Contracted infinitive and plural present of haven.

VerbEdit

han

  1. (transitive) To have; have - Piers Plowman.

Norwegian BokmålEdit

PronunciationEdit

PronounEdit

han

  1. he, him

Usage notesEdit

Traditionally, the word for him in bokmål is ham. However, as most people use only han in regular conversations, it used to be a somewhat common mistake when writing bokmål. It is now allowed to use either han and ham as the object form. Additionally, nynorsk uses almost exclusively han as both subject and object form, though honom is a rarely used correct object form. Ham is not an allowed word in nynorsk.

See alsoEdit


Norwegian NynorskEdit

PronunciationEdit

PronounEdit

han

  1. he (third person singular, masculine)

See alsoEdit


Old SwedishEdit

EtymologyEdit

From Old Norse hann.

PronounEdit

han

  1. he

DescendantsEdit


RohingyaEdit

NounEdit

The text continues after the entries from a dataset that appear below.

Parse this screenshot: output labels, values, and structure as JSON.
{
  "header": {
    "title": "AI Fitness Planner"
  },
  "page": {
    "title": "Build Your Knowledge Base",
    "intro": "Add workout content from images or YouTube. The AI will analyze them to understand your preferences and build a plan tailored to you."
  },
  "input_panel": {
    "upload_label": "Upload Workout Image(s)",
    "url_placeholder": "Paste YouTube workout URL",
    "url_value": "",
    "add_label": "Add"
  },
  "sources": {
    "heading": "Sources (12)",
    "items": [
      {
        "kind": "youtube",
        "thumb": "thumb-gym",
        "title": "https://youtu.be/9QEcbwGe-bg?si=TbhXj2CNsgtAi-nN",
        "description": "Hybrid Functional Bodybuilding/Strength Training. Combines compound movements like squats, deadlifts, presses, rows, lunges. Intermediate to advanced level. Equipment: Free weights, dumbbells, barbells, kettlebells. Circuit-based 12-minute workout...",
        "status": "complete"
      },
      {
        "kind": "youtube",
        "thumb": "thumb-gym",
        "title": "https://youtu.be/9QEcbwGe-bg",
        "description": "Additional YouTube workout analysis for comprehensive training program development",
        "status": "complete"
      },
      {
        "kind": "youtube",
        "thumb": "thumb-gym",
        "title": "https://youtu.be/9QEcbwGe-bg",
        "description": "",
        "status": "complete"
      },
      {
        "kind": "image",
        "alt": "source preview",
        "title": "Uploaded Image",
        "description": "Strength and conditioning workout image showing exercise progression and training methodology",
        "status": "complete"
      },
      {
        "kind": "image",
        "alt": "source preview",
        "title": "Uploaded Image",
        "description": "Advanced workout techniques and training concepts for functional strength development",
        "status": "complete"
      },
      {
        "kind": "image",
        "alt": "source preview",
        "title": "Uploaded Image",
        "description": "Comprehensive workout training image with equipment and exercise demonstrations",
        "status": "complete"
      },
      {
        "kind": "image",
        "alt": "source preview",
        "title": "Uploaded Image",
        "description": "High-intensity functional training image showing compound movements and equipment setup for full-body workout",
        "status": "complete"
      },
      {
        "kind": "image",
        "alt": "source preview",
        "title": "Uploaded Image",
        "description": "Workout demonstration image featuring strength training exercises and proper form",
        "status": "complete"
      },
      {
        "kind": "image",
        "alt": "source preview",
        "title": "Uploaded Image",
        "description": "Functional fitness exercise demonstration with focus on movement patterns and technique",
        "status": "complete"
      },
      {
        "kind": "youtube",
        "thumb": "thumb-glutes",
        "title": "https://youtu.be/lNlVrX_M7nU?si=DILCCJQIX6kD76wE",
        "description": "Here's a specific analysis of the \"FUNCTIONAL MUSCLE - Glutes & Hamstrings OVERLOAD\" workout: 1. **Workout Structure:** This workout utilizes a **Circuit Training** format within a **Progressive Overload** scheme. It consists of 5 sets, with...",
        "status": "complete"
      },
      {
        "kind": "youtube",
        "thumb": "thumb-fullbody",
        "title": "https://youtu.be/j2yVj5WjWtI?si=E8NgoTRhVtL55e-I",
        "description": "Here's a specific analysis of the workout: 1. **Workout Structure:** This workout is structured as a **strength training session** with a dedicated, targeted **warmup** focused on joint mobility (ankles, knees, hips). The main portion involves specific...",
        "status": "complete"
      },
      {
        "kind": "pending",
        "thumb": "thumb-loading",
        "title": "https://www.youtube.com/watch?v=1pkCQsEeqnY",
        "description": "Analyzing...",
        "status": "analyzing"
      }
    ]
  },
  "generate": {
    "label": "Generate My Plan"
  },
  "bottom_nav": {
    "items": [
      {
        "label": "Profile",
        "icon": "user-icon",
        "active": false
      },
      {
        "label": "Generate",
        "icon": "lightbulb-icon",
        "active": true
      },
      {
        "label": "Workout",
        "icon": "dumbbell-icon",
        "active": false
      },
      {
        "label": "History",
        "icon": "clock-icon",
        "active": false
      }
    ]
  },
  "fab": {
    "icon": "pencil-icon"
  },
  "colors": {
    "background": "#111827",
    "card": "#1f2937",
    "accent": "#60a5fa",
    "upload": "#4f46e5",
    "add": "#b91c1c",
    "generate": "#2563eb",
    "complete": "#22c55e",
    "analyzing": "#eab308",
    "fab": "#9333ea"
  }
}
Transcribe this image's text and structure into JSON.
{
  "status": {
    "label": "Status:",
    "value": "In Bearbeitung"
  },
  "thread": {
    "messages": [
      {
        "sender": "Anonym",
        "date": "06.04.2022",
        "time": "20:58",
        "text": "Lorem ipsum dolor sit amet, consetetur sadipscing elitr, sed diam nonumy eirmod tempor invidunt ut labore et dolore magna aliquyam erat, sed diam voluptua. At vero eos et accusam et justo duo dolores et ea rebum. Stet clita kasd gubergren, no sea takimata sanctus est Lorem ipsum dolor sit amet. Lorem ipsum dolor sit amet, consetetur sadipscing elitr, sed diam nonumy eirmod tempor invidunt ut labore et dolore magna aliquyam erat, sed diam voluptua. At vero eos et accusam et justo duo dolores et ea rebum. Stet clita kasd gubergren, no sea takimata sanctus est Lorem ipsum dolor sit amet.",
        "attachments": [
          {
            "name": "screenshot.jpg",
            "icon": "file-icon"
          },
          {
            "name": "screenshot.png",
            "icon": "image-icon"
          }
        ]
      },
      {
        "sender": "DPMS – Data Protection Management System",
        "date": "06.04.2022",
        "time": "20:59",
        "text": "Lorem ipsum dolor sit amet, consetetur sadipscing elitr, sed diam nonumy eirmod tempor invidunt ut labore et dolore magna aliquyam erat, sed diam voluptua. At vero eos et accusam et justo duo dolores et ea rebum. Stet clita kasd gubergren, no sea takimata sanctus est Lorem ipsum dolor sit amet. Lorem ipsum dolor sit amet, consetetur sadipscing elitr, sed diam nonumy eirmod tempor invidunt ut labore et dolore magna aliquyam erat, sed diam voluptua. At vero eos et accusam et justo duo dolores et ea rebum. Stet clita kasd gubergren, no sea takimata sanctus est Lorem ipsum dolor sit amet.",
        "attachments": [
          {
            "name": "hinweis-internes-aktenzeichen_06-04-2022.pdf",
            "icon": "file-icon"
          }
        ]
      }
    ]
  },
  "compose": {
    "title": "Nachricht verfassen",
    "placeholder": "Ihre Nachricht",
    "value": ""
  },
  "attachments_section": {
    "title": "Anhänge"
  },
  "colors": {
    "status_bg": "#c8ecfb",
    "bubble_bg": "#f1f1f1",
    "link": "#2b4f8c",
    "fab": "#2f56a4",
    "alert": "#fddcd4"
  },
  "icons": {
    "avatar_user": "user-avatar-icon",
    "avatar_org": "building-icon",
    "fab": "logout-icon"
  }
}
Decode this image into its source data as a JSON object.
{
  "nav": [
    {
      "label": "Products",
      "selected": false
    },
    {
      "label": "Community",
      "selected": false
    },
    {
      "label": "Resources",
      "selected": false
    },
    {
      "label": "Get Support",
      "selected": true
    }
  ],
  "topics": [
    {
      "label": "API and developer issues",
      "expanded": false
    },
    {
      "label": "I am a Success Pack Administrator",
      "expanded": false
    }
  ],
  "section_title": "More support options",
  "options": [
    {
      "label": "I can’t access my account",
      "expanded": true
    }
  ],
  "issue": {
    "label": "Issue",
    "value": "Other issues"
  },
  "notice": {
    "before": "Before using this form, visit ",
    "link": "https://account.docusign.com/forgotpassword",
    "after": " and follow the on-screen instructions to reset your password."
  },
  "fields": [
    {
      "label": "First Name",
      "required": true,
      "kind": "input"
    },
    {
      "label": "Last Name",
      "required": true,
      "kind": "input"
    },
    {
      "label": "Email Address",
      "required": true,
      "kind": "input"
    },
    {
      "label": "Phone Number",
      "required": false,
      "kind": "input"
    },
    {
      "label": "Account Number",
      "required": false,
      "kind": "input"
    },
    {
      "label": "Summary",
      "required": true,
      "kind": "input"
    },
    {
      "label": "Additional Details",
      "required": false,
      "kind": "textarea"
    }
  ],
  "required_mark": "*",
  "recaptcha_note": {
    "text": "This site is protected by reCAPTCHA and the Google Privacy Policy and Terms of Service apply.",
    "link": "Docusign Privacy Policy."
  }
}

han

  1. ear

Samoan Plantation PidginEdit

EtymologyEdit

From English hand.

NounEdit

han

  1. arm
  2. hand

Usage notesEdit

Only used to refer to a human; for an animal, the equivalent parts are all labelled as lek.

ReferencesEdit

  • Ulrike Mosel, Tolai and Tok Pisin: the influence of the substratum on the development of New Guinea Pidgin (1980)
  • Mühlhäusler, Peter (1983). "Samoan Plantation Pidgin English and the origin of New Guinea Pidgin", in Ellen Woolford and William Washabaugh: The Social Context of Creolization, 28–76.

Serbo-CroatianEdit

EtymologyEdit

From Ottoman Turkish خان (han), from Persian خانه (khâne, house).

PronunciationEdit

NounEdit

hȃn m (Cyrillic spelling ха̑н)

  1. inn

DeclensionEdit


SpanishEdit

VerbEdit

han

  1. Second-person plural (ustedes) present indicative form of haber.
  2. Third-person plural (ellos, ellas, also used with ustedes?) present indicative form of haber.

SwedishEdit

PronunciationEdit

PronounEdit

han

  1. he, the third person singular, masculine, nominative case.
  2. (archaic or dialect) him (in standard Swedish, this is honom)
    jag såg han or ja' såg'en/'an/'n (standard Swedish: jag såg honom)
    I saw him

DeclensionEdit


TetumEdit

VerbEdit

han

  1. to eat

Tok PisinEdit

EtymologyEdit

From English hand.

NounEdit

han

  1. hand
  2. arm
  3. foreleg (of an animal)
  4. wing (of a bird)
  5. branch (of a tree)
  6. branch (figurative)

Derived termsEdit

ReferencesEdit

  • Ulrike Mosel, Tolai and Tok Pisin: the influence of the substratum on the development of New Guinea Pidgin (1980)
  • Mühlhäusler, Peter (1983). "Samoan Plantation Pidgin English and the origin of New Guinea Pidgin", in Ellen Woolford and William Washabaugh: The Social Context of Creolization, 28–76.

TurkishEdit

PronunciationEdit

NounEdit

han (definite accusative [[{{{1}}}#Turkish|{{{1}}}]], plural [[{{{2}}}#Turkish|{{{2}}}]])

  1. khan
  2. inn (for caravans)